I read both Tropical Fish by Doreen Baingana and The Book of Chameleons by Jose Eduardo Agualusa more than a month ago, and they were both excellent. They deserve a little bit of book blog attention. Have you read them? What do you think of them? Continue Reading
For the Try Something New Mini-Challenge as part of the Dewey’s Books Challenge, Jackie from Farm Lane Books and I teamed up to read something a little bit out of our comfort zone. We chose to read science fiction, a genre neither of us is completely comfortable with. Our choice was Isaac Asimov’s Foundation. Continue Reading
Pilgrim’s Progress by John Bunyan was one of the first modern novels when it was published in 1679 and 1685 because it uses dialogue as a main tool to drive the story. As an allegory, Pilgrim’s Progress plainly tells the story of each Christian’s lifelong quest from a sinful life to eternal life using the example of a physical quest of a pilgrim named, appropriately, Christian.
I certainly appreciate the impact of Pilgrim’s Progress on the history of literature and I am very glad I read it. It is a pillar in Christian history and a milestone in western literature. Yet, reading Pilgrim’s Progress was challenging. Since it was written in the 1600s, it was a difficult writing style that didn’t “flow” as modern writing does. I would not have been so frustrated with this unfamiliar writing style had not the allegory been so poorly “veiled.” Pilgrim’s Progress was painfully didactic and instructional. In the end, it may have met the needs for the times in which it was written but it doesn’t touch me today.Continue Reading

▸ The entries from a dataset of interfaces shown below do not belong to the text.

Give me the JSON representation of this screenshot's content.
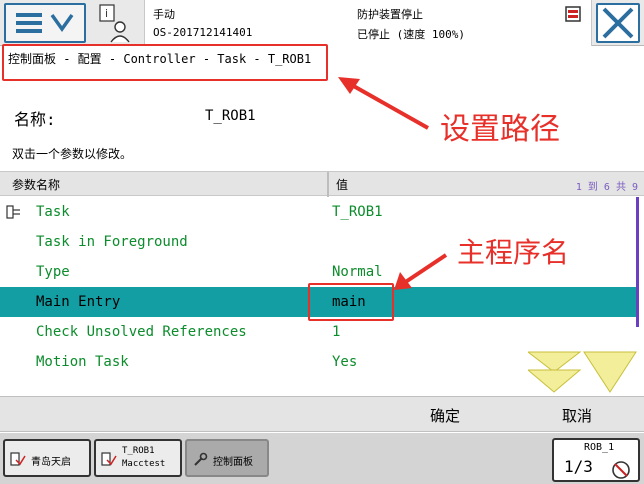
{
  "topbar": {
    "mode": "手动",
    "system_name": "OS-201712141401",
    "safety_status": "防护装置停止",
    "run_status": "已停止 (速度 100%)"
  },
  "breadcrumb": "控制面板 - 配置 - Controller - Task - T_ROB1",
  "instance": {
    "name_label": "名称:",
    "name_value": "T_ROB1",
    "hint": "双击一个参数以修改。"
  },
  "table": {
    "col_name": "参数名称",
    "col_value": "值",
    "count": "1 到 6 共 9",
    "rows": [
      {
        "name": "Task",
        "value": "T_ROB1"
      },
      {
        "name": "Task in Foreground",
        "value": ""
      },
      {
        "name": "Type",
        "value": "Normal"
      },
      {
        "name": "Main Entry",
        "value": "main"
      },
      {
        "name": "Check Unsolved References",
        "value": "1"
      },
      {
        "name": "Motion Task",
        "value": "Yes"
      }
    ]
  },
  "buttons": {
    "ok": "确定",
    "cancel": "取消"
  },
  "taskbar": {
    "task1": "青岛天启",
    "task2_line1": "T_ROB1",
    "task2_line2": "Macctest",
    "task3": "控制面板",
    "quickset_robot": "ROB_1",
    "quickset_fraction": "1/3"
  },
  "annotations": {
    "path_label": "设置路径",
    "main_label": "主程序名"
  },
  "colors": {
    "accent_blue": "#2b6ea0",
    "selected_row": "#129ea3",
    "param_green": "#0c8c2c",
    "annotation_red": "#e8302a",
    "arrow_yellow": "#f3ee9a"
  },
  "icons": [
    "menu-icon",
    "info-user-icon",
    "alarm-icon",
    "close-icon",
    "task-icon",
    "page-down-icon",
    "wrench-icon",
    "quickset-icon"
  ]
}
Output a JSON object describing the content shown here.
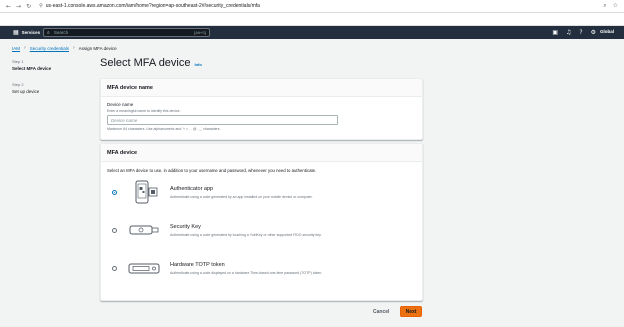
{
  "browser": {
    "url": "us-east-1.console.aws.amazon.com/iam/home?region=ap-southeast-2#/security_credentials/mfa"
  },
  "aws_nav": {
    "services_label": "Services",
    "search_placeholder": "Search",
    "search_shortcut": "[Alt+S]",
    "region_label": "Global"
  },
  "breadcrumb": {
    "items": [
      "IAM",
      "Security credentials",
      "Assign MFA device"
    ]
  },
  "steps": [
    {
      "num": "Step 1",
      "name": "Select MFA device"
    },
    {
      "num": "Step 2",
      "name": "Set up device"
    }
  ],
  "page": {
    "title": "Select MFA device",
    "info_label": "Info"
  },
  "device_name_panel": {
    "header": "MFA device name",
    "field_label": "Device name",
    "field_description": "Enter a meaningful name to identify this device.",
    "placeholder": "Device name",
    "constraint": "Maximum 64 characters. Use alphanumeric and '+ = , . @ - _' characters."
  },
  "mfa_panel": {
    "header": "MFA device",
    "intro": "Select an MFA device to use, in addition to your username and password, whenever you need to authenticate.",
    "options": [
      {
        "title": "Authenticator app",
        "description": "Authenticate using a code generated by an app installed on your mobile device or computer.",
        "selected": true
      },
      {
        "title": "Security Key",
        "description": "Authenticate using a code generated by touching a YubiKey or other supported FIDO security key.",
        "selected": false
      },
      {
        "title": "Hardware TOTP token",
        "description": "Authenticate using a code displayed on a hardware Time-based one-time password (TOTP) token.",
        "selected": false
      }
    ]
  },
  "footer": {
    "cancel_label": "Cancel",
    "next_label": "Next"
  },
  "colors": {
    "aws_nav_bg": "#232f3e",
    "link": "#0073bb",
    "primary_button": "#ec7211"
  }
}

Most people have heard of A Christmas Carol (see my review), but few are familiar with Charles Dickens’ four other Christmas novellas. I read his other four novellas this season. Some of the novellas were more interesting than others. The superiority of A Christmas Carol makes it clear to me why it has lasted as a “classic” through the years, while most of Charles Dickens’ Christmas novellas have not.Continue Reading